- Firmware settings are correct including: axis movement speeds and acceleration; temperature control; end-stops; motor directions.
- Extruder is calibrated in the firmware with the correct steps per mm of filament.
The Important First Layer (modified by me, to make it more concise. See the original.)
If the first layer is not the best it can be then it can lead to parts detaching, and warping.
Levelled bed. Poor bed-levelling result in inconsistent distances between nozzle and bed. If this distance is too narrow, the nozzle will scrape the bed. Too far and the material will be laid too far from the bed, thus not adhering correctly.
+5°C. If the temperature of the extruder and heated bed are increased by 5°C, the viscosity of material decreases and the contact surface between material and bed increases.
No cooling. It makes no sense to increase the temperature of the first layer and still have a fan or other cooling mechanism at work. Keeping the fan turned off for the first few layers is generally recommended.
Slower speeds. Moving the extruder at only 30 – 50% of the normal speed reduces the chances of the molten plastic being stretched too much, resulting in reduced adherence.

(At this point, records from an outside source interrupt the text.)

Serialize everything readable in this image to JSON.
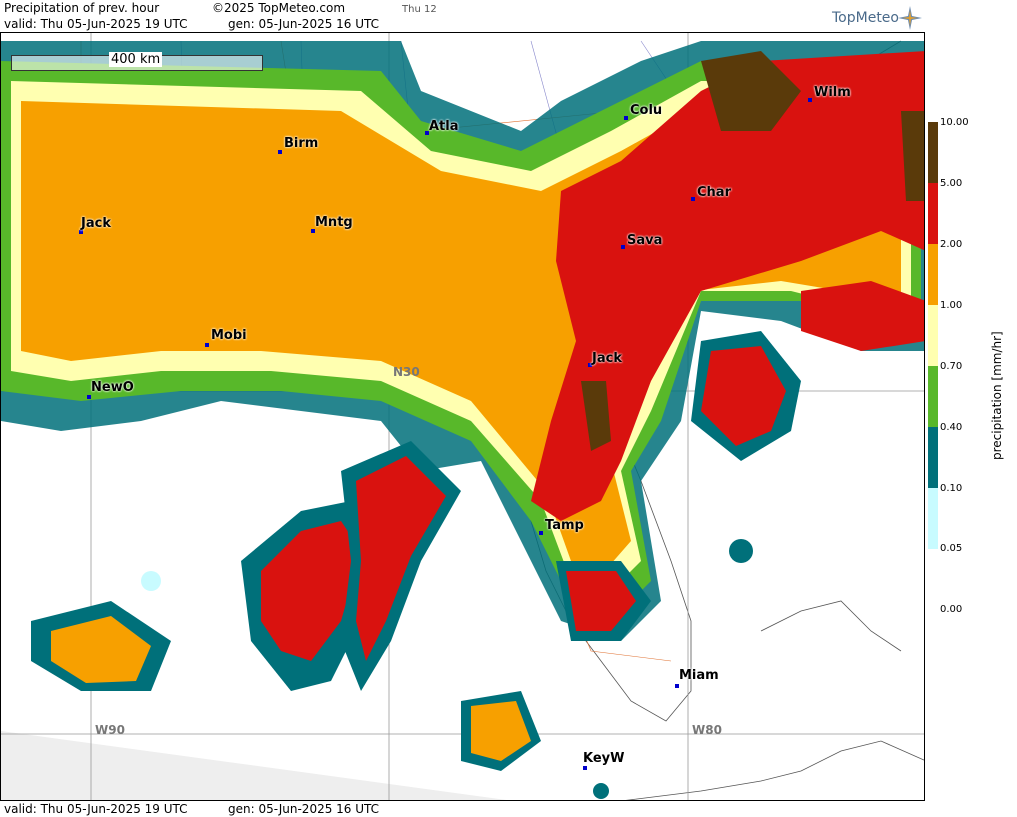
{
  "header": {
    "title": "Precipitation of prev. hour",
    "copyright": "©2025 TopMeteo.com",
    "valid": "valid:  Thu  05-Jun-2025  19 UTC",
    "gen": "gen: 05-Jun-2025 16 UTC",
    "day": "Thu 12"
  },
  "footer": {
    "valid": "valid:  Thu  05-Jun-2025  19 UTC",
    "gen": "gen: 05-Jun-2025 16 UTC"
  },
  "logo": "TopMeteo",
  "scale": "400 km",
  "colorbar": {
    "unit": "precipitation  [mm/hr]",
    "ticks": [
      "10.00",
      "5.00",
      "2.00",
      "1.00",
      "0.70",
      "0.40",
      "0.10",
      "0.05",
      "0.00"
    ],
    "colors": [
      "#5a3a0a",
      "#d9120f",
      "#f7a000",
      "#ffffb0",
      "#58b82a",
      "#00707a",
      "#c8fbff"
    ]
  },
  "cities": [
    {
      "name": "Birm"
    },
    {
      "name": "Atla"
    },
    {
      "name": "Colu"
    },
    {
      "name": "Wilm"
    },
    {
      "name": "Char"
    },
    {
      "name": "Sava"
    },
    {
      "name": "Jack"
    },
    {
      "name": "Mntg"
    },
    {
      "name": "Mobi"
    },
    {
      "name": "NewO"
    },
    {
      "name": "Jack"
    },
    {
      "name": "Tamp"
    },
    {
      "name": "Miam"
    },
    {
      "name": "KeyW"
    }
  ],
  "grid_labels": {
    "n30": "N30",
    "w90": "W90",
    "w80": "W80"
  }
}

Calibrated extrusion. If the layer end up being thicker than expected, the nozzle may bump into it during the next pass; if it’s thinner, the lack of material and contact with the base can lead to detached objects or warping.
Layer height. The maximum possible layer height equals to the diameter of the nozzle. By creating the thickest first layer possible, The increased material flow and heat used to create a thickest possible first layer will provide more flow, and consequently more heat, making the extrusion adhere to the bed more. It also increases the distance between nozzle and bed, giving more tolerance to levelling. Slic3r sets this automatically in simple mode.
Extrusion width. By increasing the extrusion width in the first layer, more material will touch the bed and, like it has been explained before, this will improve adhesion.
A extrusion width value equivalent to 200% of the layer height is ideal, but only if layer height is set to be the same diameter as the nozzle (see Layer height). Any other value of would cause poor flow and lead to a failed print.
Bed material. To achieve ideal material adhesion, it’s important to pick the right heat bed coating material and prepare its surface appropriately:
PLA is more forgiving and works well on PET, Kapton, or blue painters tape.
ABS usually requires more care and while it will adhere to PET and Kapton, detached objects are more common than with PLA. For this reason additional methods are employed to guarantee a higher success rate: thinly applying an ABS slurry – made of ABS dissolved in acetone – or hairspray to the bed coating before printing.